Steffon Orion: Yes, I think it's the general music-buying public's frustration with the major labels, which have become monopolized. However, this is also the most exciting age of music with the advent of the Internet. Now the option has gone from, "We get to hear whatever the major labels think we should hear," to an unlimited selection of independent artists at your fingertips.
CW: Do you think opportunities for local artists, or emerging artists, are hard to come by?
SO: Yes, I think it's always been a volatile career choice, but it can be extremely rewarding if you find more pleasure in the art itself and not the response to the art.
CW: What do you hope to accomplish with this fest? Is it a Wayne's World sort of concept/dream ... living the rockstar dream ... maybe getting Aerosmith to play?
SO: What a classic; that's funny. We hope to become for independent singer/songwriters/musicians/etc., what Sundance has become in the film industry for independent movies.
CW: And does this festival have any affiliation with the Orion Record Shop that used to be in Park City?
SO: No, the festival has no affiliation with the record shop.
CW: Tell me about the festival lineup for 2012, and about why you chose one or two of the artists you did.
SO: Each and every artist/band was carefully chosen, so it makes it hard for me to just mention one. What I would rather do is encourage readers to goto: www.orionfest.com and listen to and incredible lineup of some of the best independent musicians in the world.
CW: It seems like the genre-leanings are toward folk, country and rock?

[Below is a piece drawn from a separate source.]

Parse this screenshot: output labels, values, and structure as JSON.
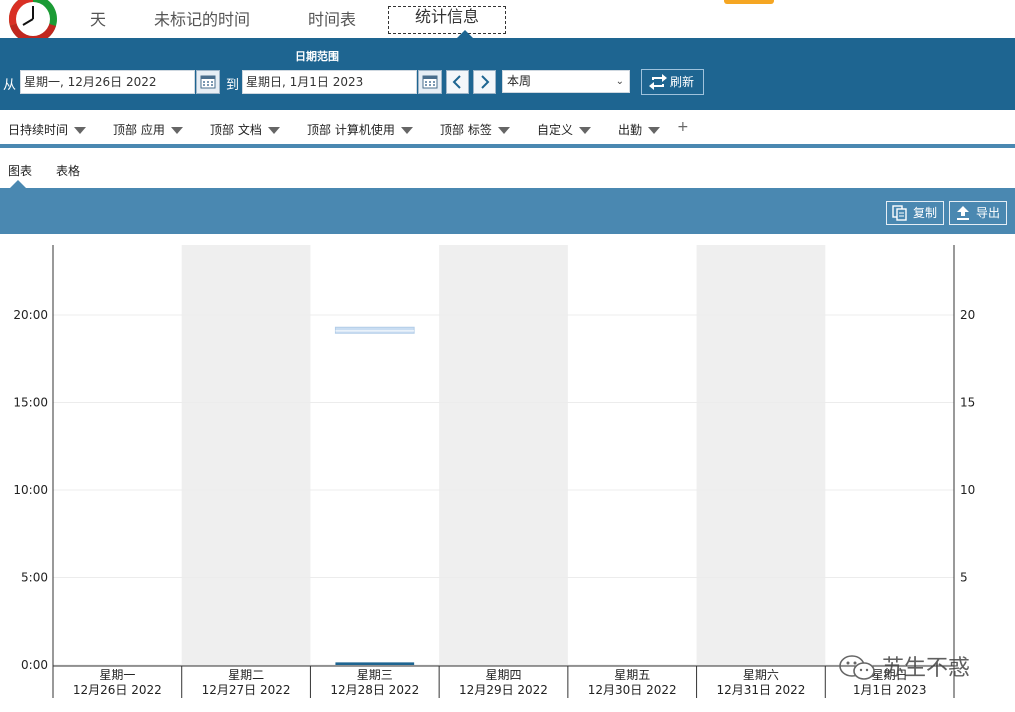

SO: We've tried to create a broad-spectrum of genres but as a festival still in its infancy, it's hard to always balance out. Eventually, over time, I hope to see it grow to a larger selection of genres.
CW: Why did you choose Park City and why the week before Sundance? Is it something for the locals?
SO: I would think folks would want to hunker down and chill out before the madness commences. Actually, we are aiming to become an international festival, we're inviting the whole world. A few days ago, we did a broadcast from Utah Musicians Radio that had listenership across the globe.
CW: It seems as though you've struggled in your first year; that is to say, some musicians and staff went unpaid, according to ParkCityVoyeur.com. Is this allegation true, and how has your business model evolved since that fledgling year?
SO: Every festival or business starts out with a few bumps. Some of the largest festivals and businesses in the world had to start somewhere. This year will be our most successful yet.
CW: Thanks, Steffon. Good luck with everything.
SO: Thanks, Austen.
Holy Water Buffalo, "I'm Alright (It's Heavy)"